* [Records for this task]

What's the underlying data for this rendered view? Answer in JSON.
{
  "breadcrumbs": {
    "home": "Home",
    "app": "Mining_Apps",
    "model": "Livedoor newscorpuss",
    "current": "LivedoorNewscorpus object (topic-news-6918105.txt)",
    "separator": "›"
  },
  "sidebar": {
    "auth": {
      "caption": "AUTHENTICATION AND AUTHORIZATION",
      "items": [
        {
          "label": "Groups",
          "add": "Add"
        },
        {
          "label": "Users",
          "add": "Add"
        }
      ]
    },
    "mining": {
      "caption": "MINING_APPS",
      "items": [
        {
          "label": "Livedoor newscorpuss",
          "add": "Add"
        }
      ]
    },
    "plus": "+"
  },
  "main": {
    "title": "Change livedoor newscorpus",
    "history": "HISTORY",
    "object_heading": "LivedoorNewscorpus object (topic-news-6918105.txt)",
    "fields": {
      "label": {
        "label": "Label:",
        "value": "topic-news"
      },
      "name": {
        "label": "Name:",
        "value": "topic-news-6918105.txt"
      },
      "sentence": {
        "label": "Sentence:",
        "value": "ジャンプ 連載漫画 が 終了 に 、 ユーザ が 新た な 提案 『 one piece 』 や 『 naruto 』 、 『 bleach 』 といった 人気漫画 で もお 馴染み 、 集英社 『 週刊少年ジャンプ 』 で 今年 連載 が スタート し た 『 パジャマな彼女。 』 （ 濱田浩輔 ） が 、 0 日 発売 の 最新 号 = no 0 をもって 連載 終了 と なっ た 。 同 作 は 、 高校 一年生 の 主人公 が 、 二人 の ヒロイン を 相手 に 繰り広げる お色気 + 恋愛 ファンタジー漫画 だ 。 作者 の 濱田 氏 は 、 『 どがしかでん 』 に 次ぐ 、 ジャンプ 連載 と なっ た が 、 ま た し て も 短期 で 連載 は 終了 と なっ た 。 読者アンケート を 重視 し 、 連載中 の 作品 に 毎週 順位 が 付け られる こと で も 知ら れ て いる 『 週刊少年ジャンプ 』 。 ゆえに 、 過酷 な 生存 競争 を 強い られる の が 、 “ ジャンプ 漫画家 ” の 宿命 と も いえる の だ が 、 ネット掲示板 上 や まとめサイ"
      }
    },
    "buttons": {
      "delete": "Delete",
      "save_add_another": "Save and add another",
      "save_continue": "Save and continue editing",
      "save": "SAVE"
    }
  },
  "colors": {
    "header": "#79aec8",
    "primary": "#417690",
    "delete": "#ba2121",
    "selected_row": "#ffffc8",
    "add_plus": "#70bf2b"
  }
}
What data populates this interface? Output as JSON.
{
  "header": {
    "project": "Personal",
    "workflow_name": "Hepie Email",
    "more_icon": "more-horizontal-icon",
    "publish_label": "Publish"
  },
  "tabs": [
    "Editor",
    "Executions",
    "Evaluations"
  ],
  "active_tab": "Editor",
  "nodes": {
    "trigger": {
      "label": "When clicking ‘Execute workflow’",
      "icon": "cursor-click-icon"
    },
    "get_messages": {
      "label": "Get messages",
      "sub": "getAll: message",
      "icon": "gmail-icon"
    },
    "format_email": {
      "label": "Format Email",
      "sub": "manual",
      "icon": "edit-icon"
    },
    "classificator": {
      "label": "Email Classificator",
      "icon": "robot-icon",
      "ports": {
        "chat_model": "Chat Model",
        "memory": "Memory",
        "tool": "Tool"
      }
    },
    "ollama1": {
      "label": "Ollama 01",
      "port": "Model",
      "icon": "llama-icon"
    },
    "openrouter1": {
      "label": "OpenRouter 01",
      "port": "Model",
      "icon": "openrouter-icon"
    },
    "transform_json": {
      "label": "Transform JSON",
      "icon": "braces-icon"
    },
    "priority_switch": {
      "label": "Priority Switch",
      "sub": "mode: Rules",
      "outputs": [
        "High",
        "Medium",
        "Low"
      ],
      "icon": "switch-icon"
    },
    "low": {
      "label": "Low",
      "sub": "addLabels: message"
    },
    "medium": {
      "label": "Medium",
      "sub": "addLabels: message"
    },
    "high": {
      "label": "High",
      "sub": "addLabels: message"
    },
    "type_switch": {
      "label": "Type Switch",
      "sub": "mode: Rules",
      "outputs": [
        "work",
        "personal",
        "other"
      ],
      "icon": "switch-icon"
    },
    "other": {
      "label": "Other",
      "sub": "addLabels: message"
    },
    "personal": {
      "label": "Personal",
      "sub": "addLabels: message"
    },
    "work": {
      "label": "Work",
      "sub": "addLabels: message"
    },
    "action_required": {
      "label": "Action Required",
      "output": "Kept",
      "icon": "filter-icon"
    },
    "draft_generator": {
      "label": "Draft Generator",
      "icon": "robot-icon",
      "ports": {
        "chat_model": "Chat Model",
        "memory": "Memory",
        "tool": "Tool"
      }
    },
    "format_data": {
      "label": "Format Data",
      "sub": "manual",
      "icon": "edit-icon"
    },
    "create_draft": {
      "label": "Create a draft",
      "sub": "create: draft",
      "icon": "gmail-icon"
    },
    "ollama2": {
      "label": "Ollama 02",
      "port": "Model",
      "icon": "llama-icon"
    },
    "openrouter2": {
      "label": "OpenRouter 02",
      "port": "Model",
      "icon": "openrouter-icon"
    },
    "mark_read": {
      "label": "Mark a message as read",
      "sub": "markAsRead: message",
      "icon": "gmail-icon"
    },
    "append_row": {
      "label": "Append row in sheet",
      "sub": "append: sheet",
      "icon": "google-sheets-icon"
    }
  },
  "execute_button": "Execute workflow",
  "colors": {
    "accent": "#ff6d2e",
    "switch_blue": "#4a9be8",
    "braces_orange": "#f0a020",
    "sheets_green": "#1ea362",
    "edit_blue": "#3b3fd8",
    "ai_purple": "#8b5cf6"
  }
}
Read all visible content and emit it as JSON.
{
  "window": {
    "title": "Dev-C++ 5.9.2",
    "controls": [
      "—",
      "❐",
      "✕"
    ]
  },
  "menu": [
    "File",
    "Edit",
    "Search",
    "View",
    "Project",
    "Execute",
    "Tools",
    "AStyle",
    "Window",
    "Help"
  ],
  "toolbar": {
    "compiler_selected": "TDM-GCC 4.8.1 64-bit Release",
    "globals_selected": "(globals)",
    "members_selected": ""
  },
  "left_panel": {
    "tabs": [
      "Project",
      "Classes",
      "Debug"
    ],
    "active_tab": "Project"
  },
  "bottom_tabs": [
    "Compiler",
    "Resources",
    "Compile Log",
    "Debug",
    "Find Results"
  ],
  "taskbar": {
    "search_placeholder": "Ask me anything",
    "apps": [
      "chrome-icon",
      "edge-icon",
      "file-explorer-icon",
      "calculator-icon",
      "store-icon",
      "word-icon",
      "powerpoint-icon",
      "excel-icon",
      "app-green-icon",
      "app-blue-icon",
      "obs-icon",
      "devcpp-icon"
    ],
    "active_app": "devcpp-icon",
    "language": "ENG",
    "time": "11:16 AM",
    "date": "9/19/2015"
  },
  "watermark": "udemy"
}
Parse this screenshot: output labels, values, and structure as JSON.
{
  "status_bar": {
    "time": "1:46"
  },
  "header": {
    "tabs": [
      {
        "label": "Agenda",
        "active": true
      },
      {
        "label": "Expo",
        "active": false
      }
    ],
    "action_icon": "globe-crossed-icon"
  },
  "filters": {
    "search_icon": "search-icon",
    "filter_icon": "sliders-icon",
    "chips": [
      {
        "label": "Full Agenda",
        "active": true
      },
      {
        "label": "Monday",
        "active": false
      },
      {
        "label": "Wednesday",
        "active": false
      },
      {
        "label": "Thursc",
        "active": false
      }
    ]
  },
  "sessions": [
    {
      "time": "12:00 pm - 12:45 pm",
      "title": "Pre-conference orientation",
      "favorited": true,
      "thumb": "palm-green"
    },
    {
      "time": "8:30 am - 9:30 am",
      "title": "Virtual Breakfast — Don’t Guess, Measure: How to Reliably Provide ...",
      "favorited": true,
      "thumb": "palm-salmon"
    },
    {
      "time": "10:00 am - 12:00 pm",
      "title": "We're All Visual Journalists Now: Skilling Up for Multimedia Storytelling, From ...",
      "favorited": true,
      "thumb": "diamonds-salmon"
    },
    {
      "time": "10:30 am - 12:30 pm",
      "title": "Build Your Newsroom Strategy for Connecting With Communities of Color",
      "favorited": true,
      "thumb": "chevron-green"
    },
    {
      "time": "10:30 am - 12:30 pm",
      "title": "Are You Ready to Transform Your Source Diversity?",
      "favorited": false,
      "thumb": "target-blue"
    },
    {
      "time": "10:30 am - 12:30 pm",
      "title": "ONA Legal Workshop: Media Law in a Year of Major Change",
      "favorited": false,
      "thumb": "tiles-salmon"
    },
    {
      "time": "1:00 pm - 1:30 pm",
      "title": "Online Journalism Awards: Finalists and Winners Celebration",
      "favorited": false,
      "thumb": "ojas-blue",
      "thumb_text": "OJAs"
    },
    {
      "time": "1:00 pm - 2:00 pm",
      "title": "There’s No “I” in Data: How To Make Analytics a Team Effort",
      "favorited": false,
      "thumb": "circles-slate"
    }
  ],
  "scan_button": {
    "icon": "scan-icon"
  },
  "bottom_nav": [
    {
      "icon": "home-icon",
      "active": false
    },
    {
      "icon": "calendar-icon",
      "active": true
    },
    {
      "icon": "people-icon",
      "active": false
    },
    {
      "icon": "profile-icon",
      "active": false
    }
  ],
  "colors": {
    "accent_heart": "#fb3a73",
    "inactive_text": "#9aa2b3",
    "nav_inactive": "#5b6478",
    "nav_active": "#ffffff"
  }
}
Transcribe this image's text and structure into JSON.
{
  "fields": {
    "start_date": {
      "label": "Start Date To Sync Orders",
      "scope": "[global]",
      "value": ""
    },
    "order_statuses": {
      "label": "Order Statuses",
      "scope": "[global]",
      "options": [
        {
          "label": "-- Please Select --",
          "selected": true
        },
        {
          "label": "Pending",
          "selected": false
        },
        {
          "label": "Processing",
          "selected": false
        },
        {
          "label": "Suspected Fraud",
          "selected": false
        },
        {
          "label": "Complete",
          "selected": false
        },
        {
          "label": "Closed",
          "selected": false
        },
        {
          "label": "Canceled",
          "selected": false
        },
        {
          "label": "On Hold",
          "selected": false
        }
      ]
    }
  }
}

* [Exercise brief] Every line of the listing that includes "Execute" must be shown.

* [Response]
      "label": "When clicking ‘Execute workflow’",
  "execute_button": "Execute workflow",
    "Execute",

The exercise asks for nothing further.